Libya tipped towards all-out civil war on Tuesday, as the chaos from a week-long revolt deepened, with reports of bodies lying in the streets of the capital Tripoli and parts of eastern Libya entirely out of the control of Muammar Gaddafi's regime. With Gaddafi's hold on power looking increasingly tenuous, human-rights groups and exile organizations say it is now impossible to calculate how many have been killed during the past week, although their estimates easily exceed 400.
With events accelerating, Gaddafi's 42 years in power appear to be unraveling at lightning speed, buckling under several pressure points: Deep divisions within the military, which has launched air, naval and ground attacks against unarmed protesters; a stampede of defections among top officials; and a collapse of the regime's credibility internationally, let alone among many of its own citizens. (See photos of Muammar Gaddafi's rise to power.)
As rumors intensified that Gaddafi had fled the country, the leader appeared for a few seconds on state-run Libyan television at about 1 a.m. Tuesday morning. He appeared to be in front of his compound in Tripoli's western suburbs, which still bears the damage done to it by a U.S. aerial bombardment in 1986, the scars acting as a show of defiance against those who have long wished to see the back of him. I am in Tripoli not in Venezuela," he said as he climbed into a vehicle, awkwardly holding a huge gray umbrella.
That sneering shrug towards his enemies was classic Gaddafi. Yet while the Brotherly Leader and Guide of the Revolution - as he is officially known in Libya - might still be in Tripoli, the city which has been his stronghold for four decades is now in chaos. Associated Press reported on Tuesday morning that numerous bodies lay on Tripoli's streets, after security forces again opened fire on anti-government protesters. (Comment on this story.)

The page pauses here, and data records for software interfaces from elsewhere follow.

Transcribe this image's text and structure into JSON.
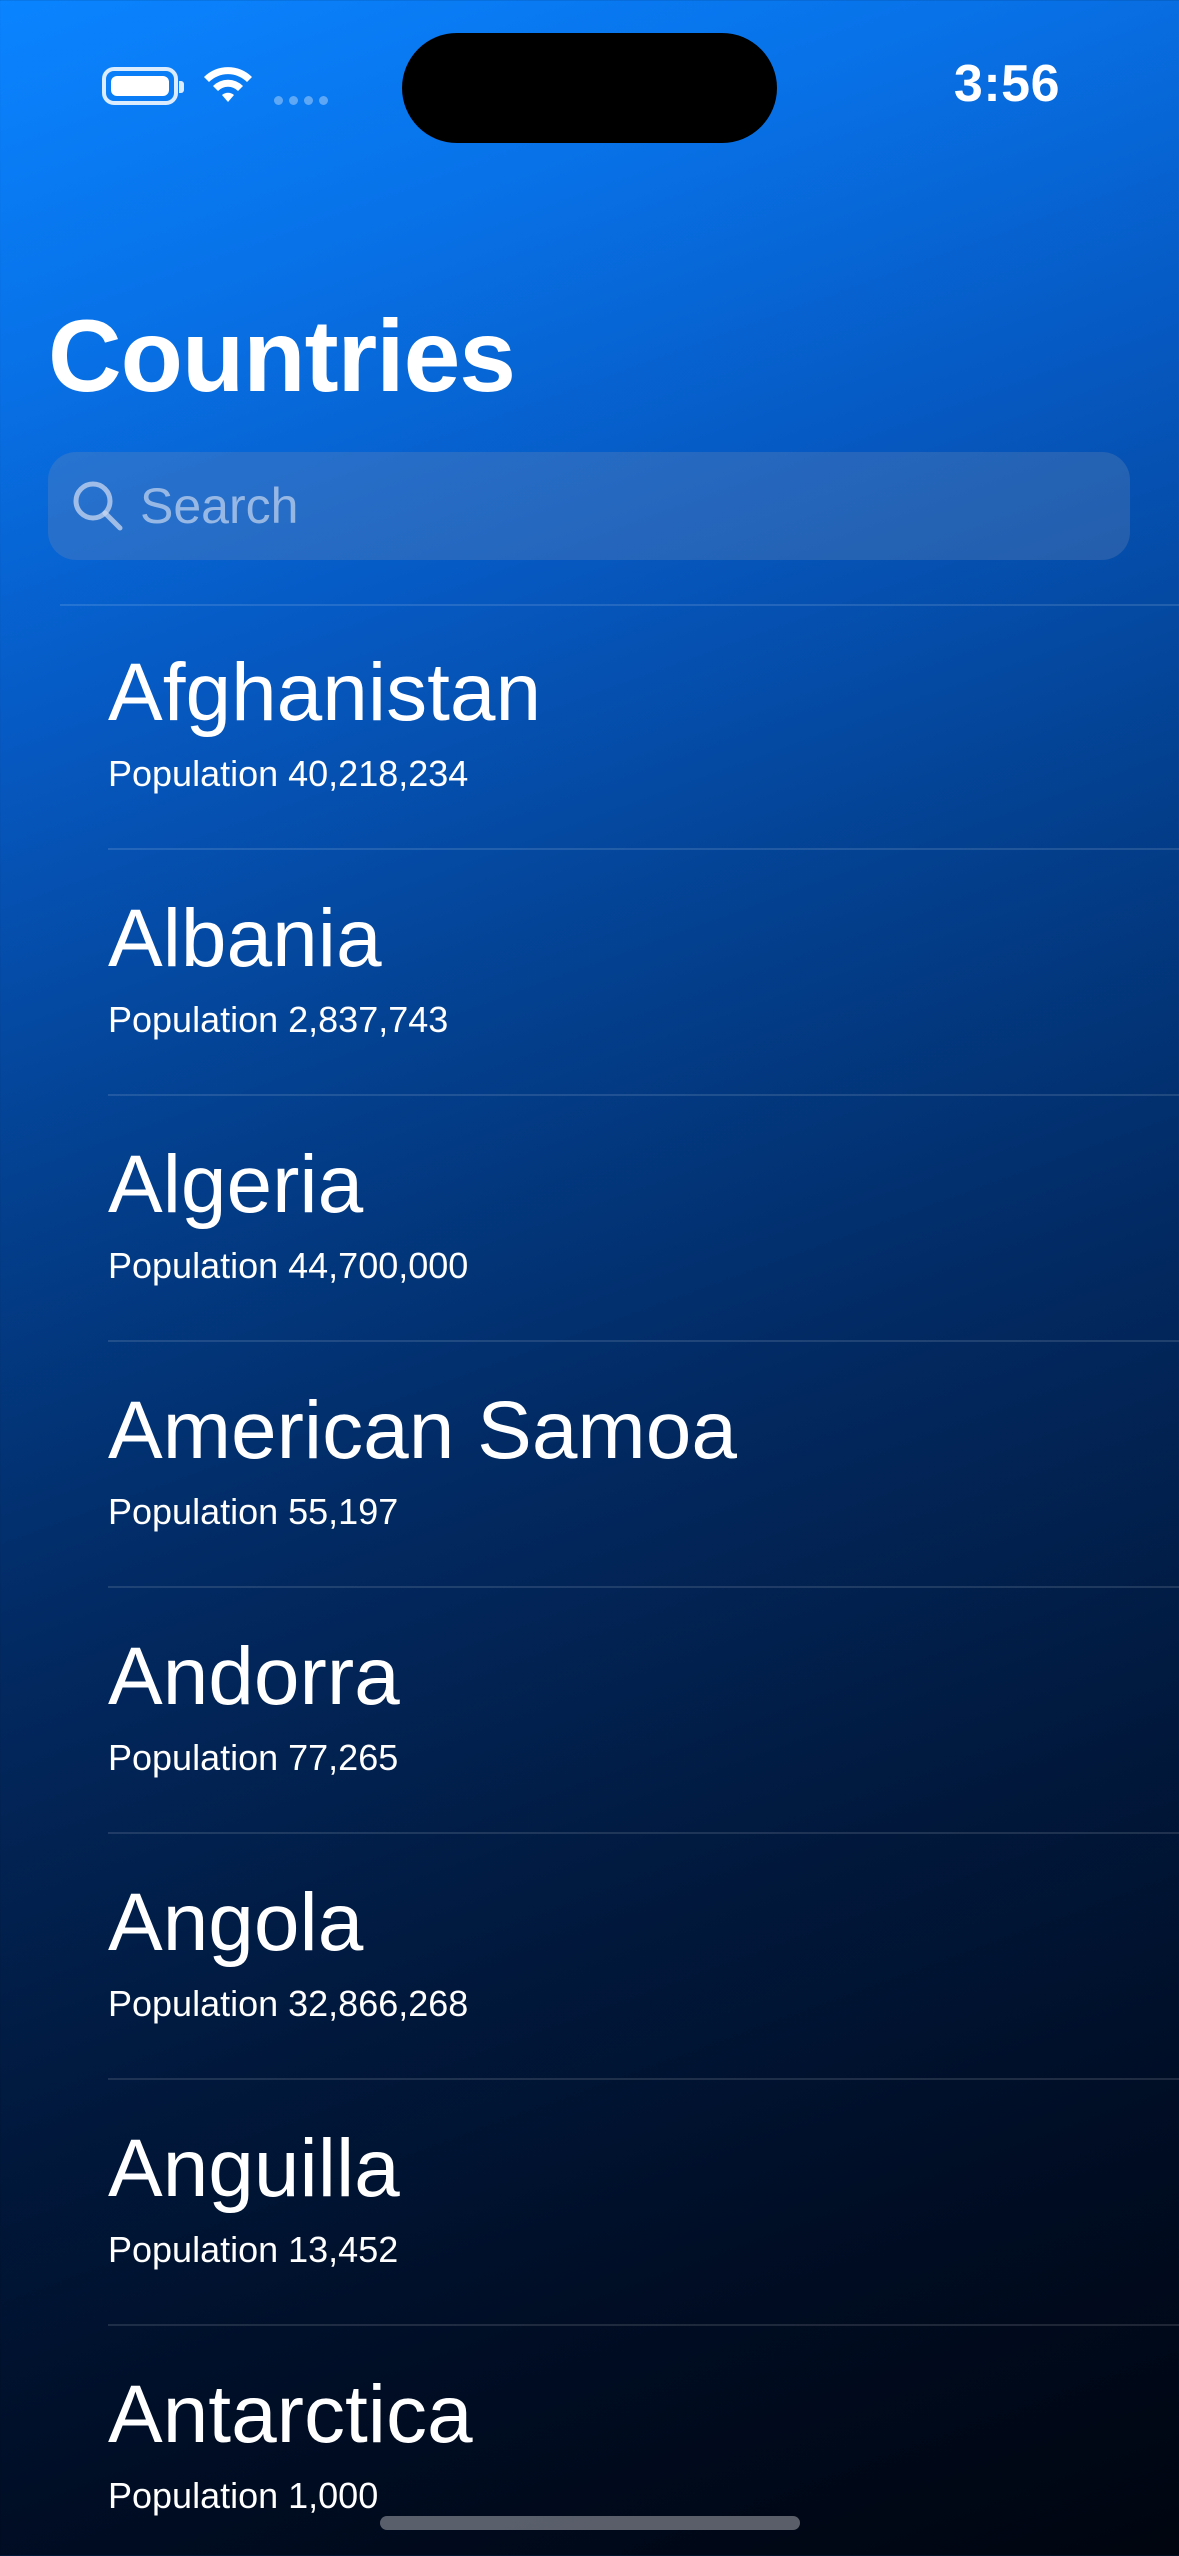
{
  "status_bar": {
    "time": "3:56"
  },
  "header": {
    "title": "Countries"
  },
  "search": {
    "placeholder": "Search",
    "value": ""
  },
  "countries": [
    {
      "name": "Afghanistan",
      "population": "Population 40,218,234"
    },
    {
      "name": "Albania",
      "population": "Population 2,837,743"
    },
    {
      "name": "Algeria",
      "population": "Population 44,700,000"
    },
    {
      "name": "American Samoa",
      "population": "Population 55,197"
    },
    {
      "name": "Andorra",
      "population": "Population 77,265"
    },
    {
      "name": "Angola",
      "population": "Population 32,866,268"
    },
    {
      "name": "Anguilla",
      "population": "Population 13,452"
    },
    {
      "name": "Antarctica",
      "population": "Population 1,000"
    }
  ],
  "icons": {
    "battery": "battery-icon",
    "wifi": "wifi-icon",
    "signal": "cellular-signal-icon",
    "search": "search-icon"
  },
  "colors": {
    "gradient_top": "#0a84ff",
    "gradient_bottom": "#00050f",
    "text": "#ffffff"
  }
}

The capital has sunk into turmoil since Sunday, and only got worse on Monday, after Gaddafi's son Saif al-Islam - long the favorite among Western leaders to succeed Gaddafi - gave his own 1 a.m. speech in which he warned that the military would crush the protesters "to the last bullet." As his speech ended, thousands of protesters poured into Tripoli's Green Square - a huge open area in the heart of the city, ringed by sidewalk cafÉs and Libya's old fortress museum, a block from the seafront. Chanting their fury at Saif's threats of violence, the protesters confronted men who drove into the square in a convoy of about 50 cars and opened fire with machine guns, according to eye-witness accounts told to the Canada-based Libyan Youth Movement, an anti-government group which has sprung up during the past month and now acts as a conduit for information from those inside Libya. "We have confirmed 250 deaths on Monday in Tripoli alone," Ayat Mneina, a 23-year-old Libyan-Canadian student in Winnipeg, told TIME Monday night. "We have called the hospitals, and got that figure from doctors." If it is accurate, the total death toll for the past week stands at about 550. (See how Saif could help reform Libya.)
Although the massacre of demonstrators in Tripoli - and in and around Libya's second-biggest city Benghazi, about 600 miles east of the capital - were designed to stanch the nascent rebellion and shore up Gaddafi's rule, by Tuesday they seemed almost certain to have backfired. Western leaders and members of the Arab League (of which Gaddafi currently holds the rotating chairmanship) expressed outrage on Monday at the assaults. The Arab League called an emergency meeting for Tuesday to discuss Gaddafi's brutal crackdown.
At home too, Gaddafi appears increasingly isolated. On Monday afternoon, two senior Air Force colonels flew Mirage fighter jets to Malta, where they claimed political asylum, saying they had rejected Gaddafi's orders to fire live ammunition on protesters. That night, Maltese officials refused to allow the Libyan ambassador to meet the two fighter pilots. (See why Gaddafi felt secure despite the uprising.)
In an show of contempt for Gaddafi, which would have been unthinkable just a week ago, numerous diplomats have quit their jobs since Sunday, including the Libyan ambassadors to Indonesia, Bangladesh, and Poland, as well as several lower-level diplomatic officials. Nine staff members in the London embassy resigned, and joined the huge anti-Gaddafi demonstration outside the building. "After this bloodshed you cannot stay, you cannot be in such a situation," Ali al-Essawi, who resigned on Sunday as Libya's ambassador to India, told Al Jazeera on Tuesday morning. "Before, there were reforms, there was some progress. You could feel hope. But after this, there is frustration."